Being able to be a part of the many different research goals while being on the same ship and working cooperatively with different fields of study has been one of the most rewarding experiences I’ve had so far on the Nathaniel B. Palmer. The size of the crew requires that everyone on shift be prepared to help one another with whatever needs to be done, regardless of previous experience. Although my main focus lies in collecting, identifying, and storing the organisms we find using Blake trawls and Heine Dredges I have been introduced to a wide array of other jobs while on shift. I have helped collect and subsample fossil corals brought in from Heine dredges as well as gain a basic understanding of the multibeam program CARIS we use for underwater mapping. The theme of cooperation is omnipresent on the ship and we often find ourselves helping the Marine Technicians whenever we can while on deck to help with safety or help ease the load of bringing in a Box-Core Sample.
Working and collaborating together on the same team with many different goals has been an eye opening experience for me. Many of the biological samples collected will go to other scientists, whose research focuses and depends on the specific organisms we collect while on our cruise.
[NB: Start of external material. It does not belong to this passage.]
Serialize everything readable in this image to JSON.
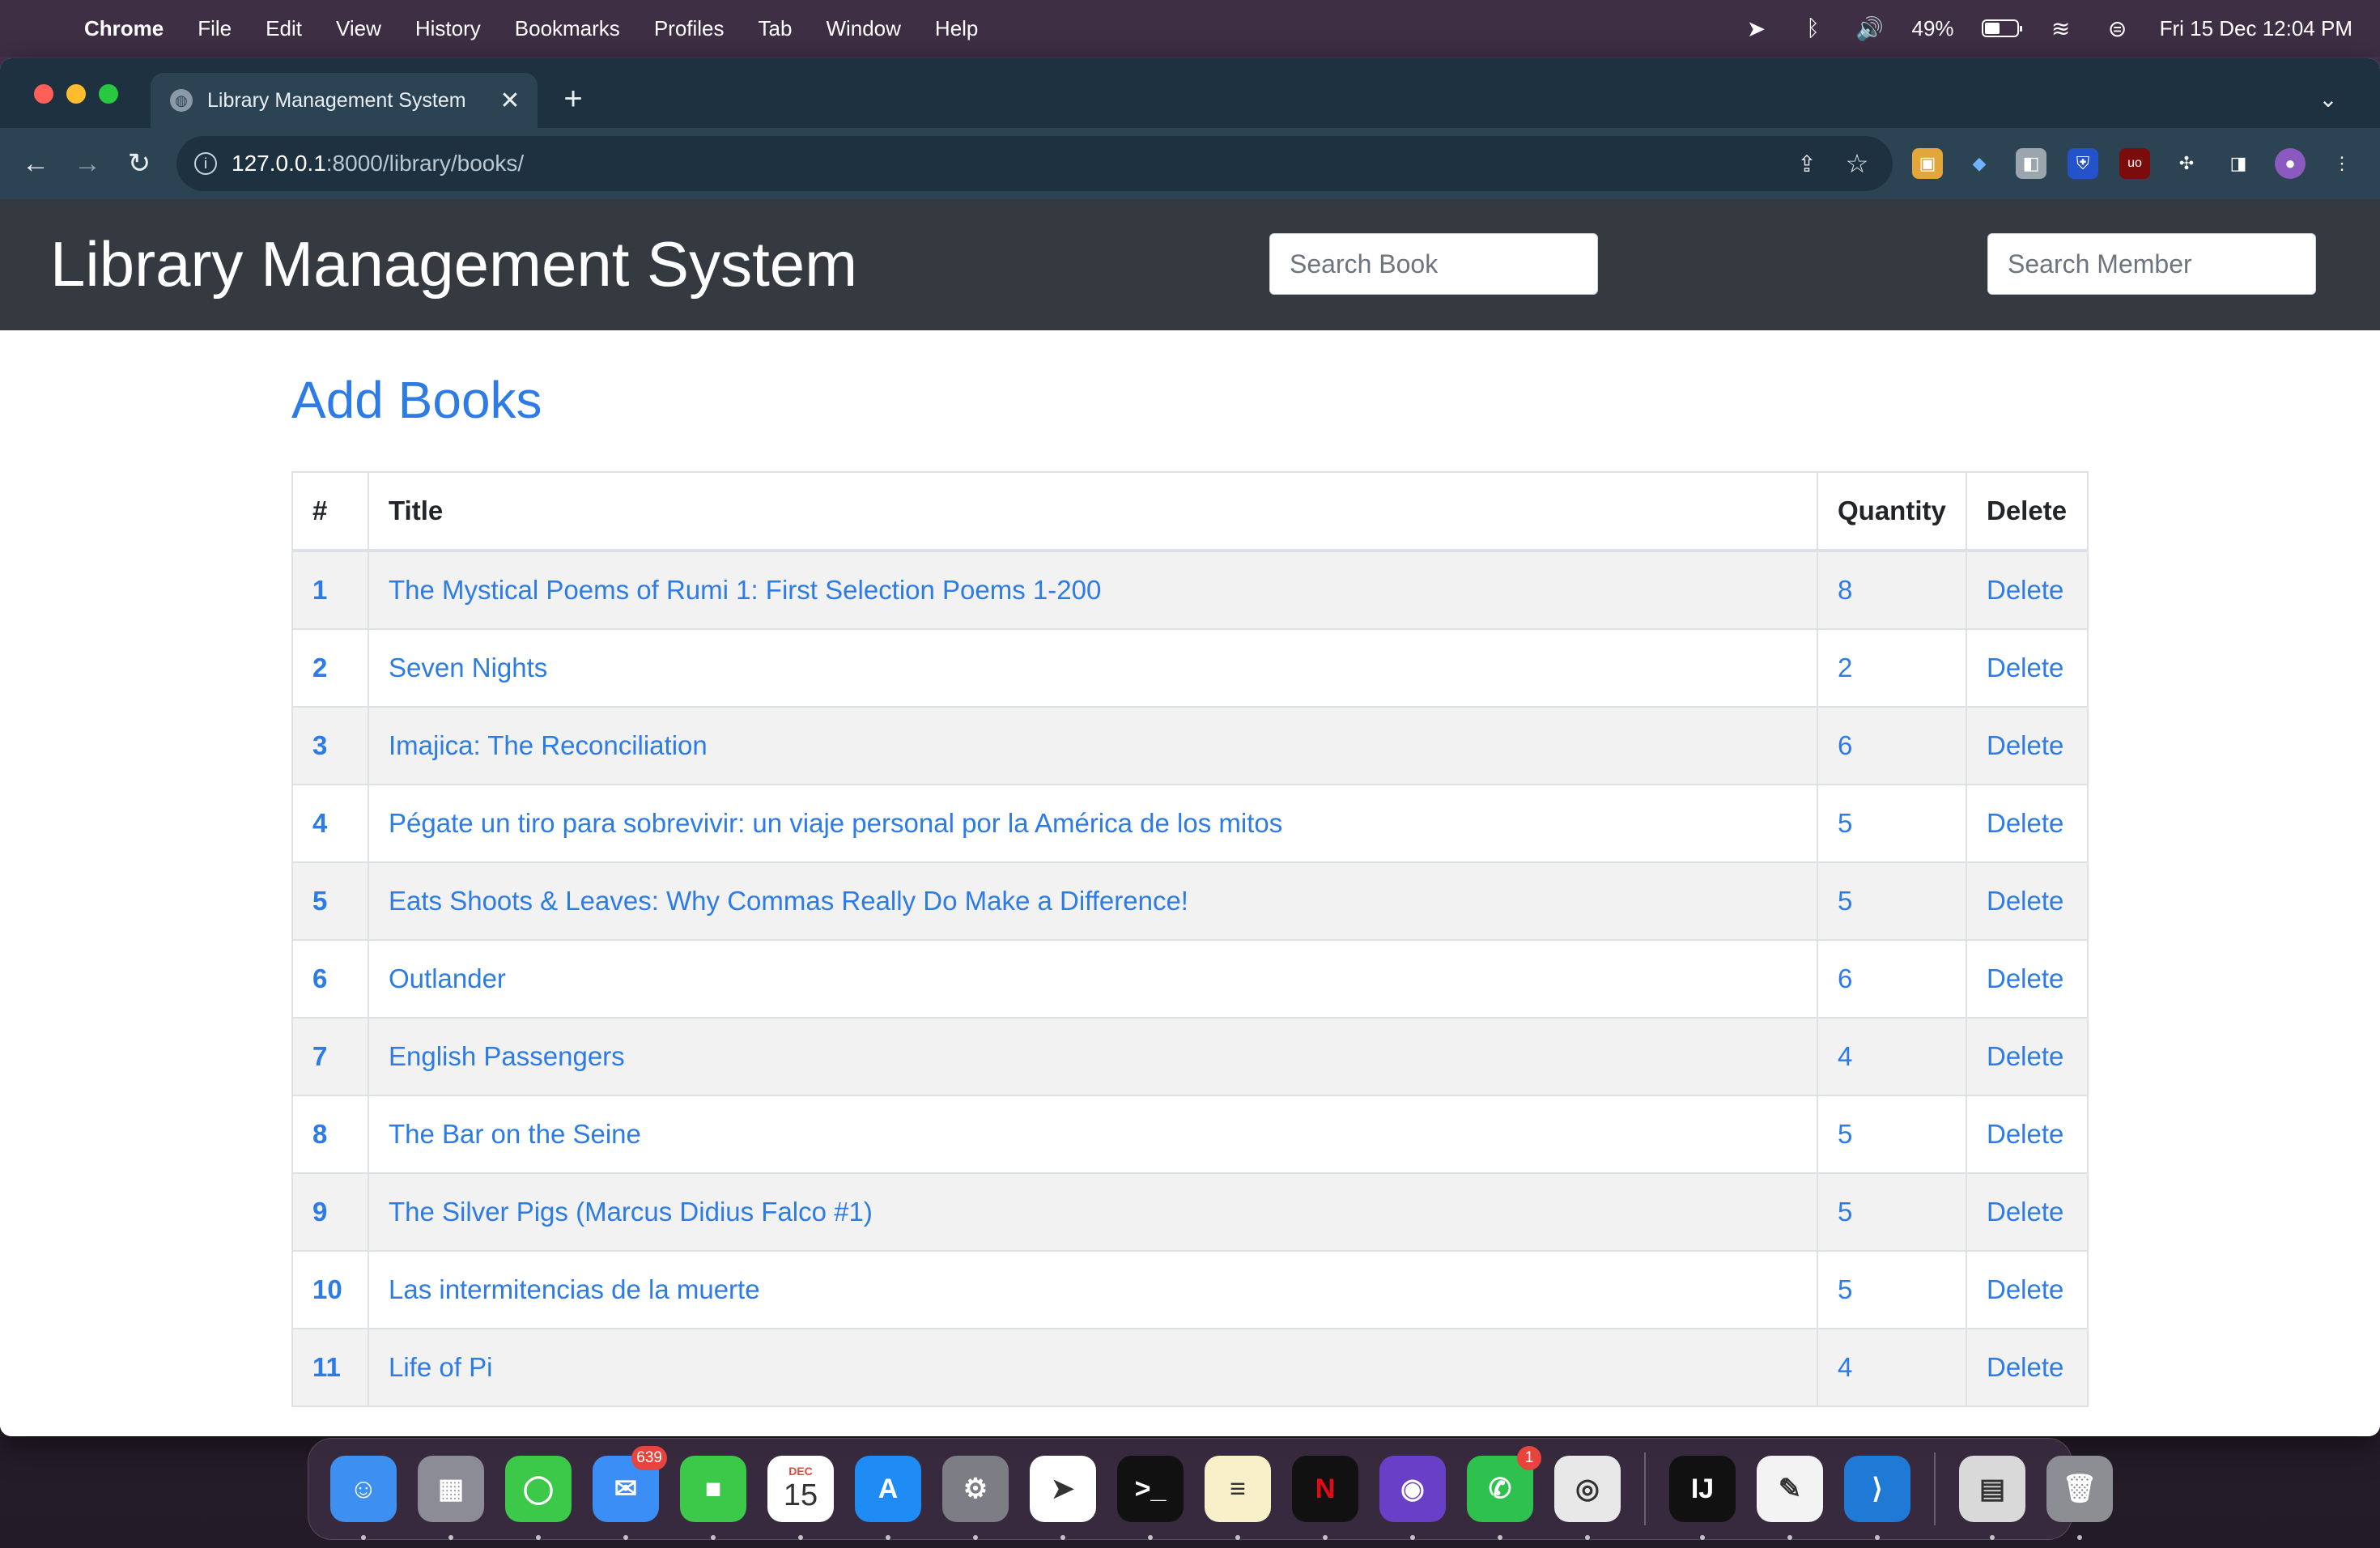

There has been a general feeling of camaraderie on the ship with many laughs to be had and a common goal to do the best we can in order to help one another. Overall the experience has been a great one and I look forward to the next half of the cruise being as good, if not better than the first half.
Weather: temperature 36 °F, windchill 10 °F, windspeed 20-30 knots, clouds, high seas and big swell!
A Bayergorgia ocotocoral collected in one of the trawls, one of Sebastian’s more memorable creatures (S. Valez)
Meanwhile, after a few days of strong winds, the seas have become very high, with a few dramatic moments on the back deck. Here, Sandy and Skip recover a damaged dredge (R. Waller).